- [Entries from a dataset of interfaces]

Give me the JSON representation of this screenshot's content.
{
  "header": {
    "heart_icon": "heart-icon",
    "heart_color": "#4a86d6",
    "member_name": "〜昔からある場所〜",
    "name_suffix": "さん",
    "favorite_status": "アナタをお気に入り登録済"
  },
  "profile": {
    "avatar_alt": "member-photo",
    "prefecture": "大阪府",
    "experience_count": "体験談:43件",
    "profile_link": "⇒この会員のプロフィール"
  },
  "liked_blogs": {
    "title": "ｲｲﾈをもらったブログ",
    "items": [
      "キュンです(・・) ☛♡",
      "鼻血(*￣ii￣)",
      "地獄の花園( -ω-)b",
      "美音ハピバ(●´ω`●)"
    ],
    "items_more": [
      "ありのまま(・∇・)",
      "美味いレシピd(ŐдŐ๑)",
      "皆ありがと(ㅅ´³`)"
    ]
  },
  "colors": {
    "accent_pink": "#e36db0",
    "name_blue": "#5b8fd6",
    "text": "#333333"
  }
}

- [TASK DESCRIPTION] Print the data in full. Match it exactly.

- [COMPLETED EXERCISE]
Give me the JSON representation of this screenshot's content.
{
  "header": {
    "heart_icon": "heart-icon",
    "heart_color": "#4a86d6",
    "member_name": "〜昔からある場所〜",
    "name_suffix": "さん",
    "favorite_status": "アナタをお気に入り登録済"
  },
  "profile": {
    "avatar_alt": "member-photo",
    "prefecture": "大阪府",
    "experience_count": "体験談:43件",
    "profile_link": "⇒この会員のプロフィール"
  },
  "liked_blogs": {
    "title": "ｲｲﾈをもらったブログ",
    "items": [
      "キュンです(・・) ☛♡",
      "鼻血(*￣ii￣)",
      "地獄の花園( -ω-)b",
      "美音ハピバ(●´ω`●)"
    ],
    "items_more": [
      "ありのまま(・∇・)",
      "美味いレシピd(ŐдŐ๑)",
      "皆ありがと(ㅅ´³`)"
    ]
  },
  "colors": {
    "accent_pink": "#e36db0",
    "name_blue": "#5b8fd6",
    "text": "#333333"
  }
}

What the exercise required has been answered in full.